(Items from a data source)
═══
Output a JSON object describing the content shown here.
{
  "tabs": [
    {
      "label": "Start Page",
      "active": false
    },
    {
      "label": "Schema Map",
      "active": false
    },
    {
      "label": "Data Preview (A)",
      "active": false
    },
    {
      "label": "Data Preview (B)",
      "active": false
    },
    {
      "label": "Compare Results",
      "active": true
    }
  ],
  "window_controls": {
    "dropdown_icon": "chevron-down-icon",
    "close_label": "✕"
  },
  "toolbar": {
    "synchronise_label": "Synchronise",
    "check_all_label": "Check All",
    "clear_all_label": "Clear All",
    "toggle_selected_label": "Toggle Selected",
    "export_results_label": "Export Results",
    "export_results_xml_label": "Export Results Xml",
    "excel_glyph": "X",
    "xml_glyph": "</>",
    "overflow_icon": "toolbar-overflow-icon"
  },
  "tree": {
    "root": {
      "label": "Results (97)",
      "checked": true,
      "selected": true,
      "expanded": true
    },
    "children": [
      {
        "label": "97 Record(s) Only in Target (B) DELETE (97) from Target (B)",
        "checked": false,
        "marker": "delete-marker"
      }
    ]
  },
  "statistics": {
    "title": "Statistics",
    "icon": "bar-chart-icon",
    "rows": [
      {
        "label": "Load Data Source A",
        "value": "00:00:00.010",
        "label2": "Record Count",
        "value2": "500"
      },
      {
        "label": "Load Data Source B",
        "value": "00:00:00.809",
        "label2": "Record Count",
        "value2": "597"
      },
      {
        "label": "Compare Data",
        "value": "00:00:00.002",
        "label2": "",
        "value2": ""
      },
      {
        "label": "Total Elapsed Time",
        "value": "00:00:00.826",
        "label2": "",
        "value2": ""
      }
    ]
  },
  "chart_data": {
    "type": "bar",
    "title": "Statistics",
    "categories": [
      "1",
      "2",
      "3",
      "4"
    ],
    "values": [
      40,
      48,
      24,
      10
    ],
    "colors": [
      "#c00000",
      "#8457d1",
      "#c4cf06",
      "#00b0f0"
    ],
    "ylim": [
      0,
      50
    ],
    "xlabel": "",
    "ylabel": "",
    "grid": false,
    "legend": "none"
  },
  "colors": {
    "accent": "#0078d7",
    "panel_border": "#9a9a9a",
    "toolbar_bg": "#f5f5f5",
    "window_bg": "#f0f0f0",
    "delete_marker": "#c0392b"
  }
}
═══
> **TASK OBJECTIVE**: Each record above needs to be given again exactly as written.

> **ANSWER TO THIS TASK**:
Output a JSON object describing the content shown here.
{
  "tabs": [
    {
      "label": "Start Page",
      "active": false
    },
    {
      "label": "Schema Map",
      "active": false
    },
    {
      "label": "Data Preview (A)",
      "active": false
    },
    {
      "label": "Data Preview (B)",
      "active": false
    },
    {
      "label": "Compare Results",
      "active": true
    }
  ],
  "window_controls": {
    "dropdown_icon": "chevron-down-icon",
    "close_label": "✕"
  },
  "toolbar": {
    "synchronise_label": "Synchronise",
    "check_all_label": "Check All",
    "clear_all_label": "Clear All",
    "toggle_selected_label": "Toggle Selected",
    "export_results_label": "Export Results",
    "export_results_xml_label": "Export Results Xml",
    "excel_glyph": "X",
    "xml_glyph": "</>",
    "overflow_icon": "toolbar-overflow-icon"
  },
  "tree": {
    "root": {
      "label": "Results (97)",
      "checked": true,
      "selected": true,
      "expanded": true
    },
    "children": [
      {
        "label": "97 Record(s) Only in Target (B) DELETE (97) from Target (B)",
        "checked": false,
        "marker": "delete-marker"
      }
    ]
  },
  "statistics": {
    "title": "Statistics",
    "icon": "bar-chart-icon",
    "rows": [
      {
        "label": "Load Data Source A",
        "value": "00:00:00.010",
        "label2": "Record Count",
        "value2": "500"
      },
      {
        "label": "Load Data Source B",
        "value": "00:00:00.809",
        "label2": "Record Count",
        "value2": "597"
      },
      {
        "label": "Compare Data",
        "value": "00:00:00.002",
        "label2": "",
        "value2": ""
      },
      {
        "label": "Total Elapsed Time",
        "value": "00:00:00.826",
        "label2": "",
        "value2": ""
      }
    ]
  },
  "chart_data": {
    "type": "bar",
    "title": "Statistics",
    "categories": [
      "1",
      "2",
      "3",
      "4"
    ],
    "values": [
      40,
      48,
      24,
      10
    ],
    "colors": [
      "#c00000",
      "#8457d1",
      "#c4cf06",
      "#00b0f0"
    ],
    "ylim": [
      0,
      50
    ],
    "xlabel": "",
    "ylabel": "",
    "grid": false,
    "legend": "none"
  },
  "colors": {
    "accent": "#0078d7",
    "panel_border": "#9a9a9a",
    "toolbar_bg": "#f5f5f5",
    "window_bg": "#f0f0f0",
    "delete_marker": "#c0392b"
  }
}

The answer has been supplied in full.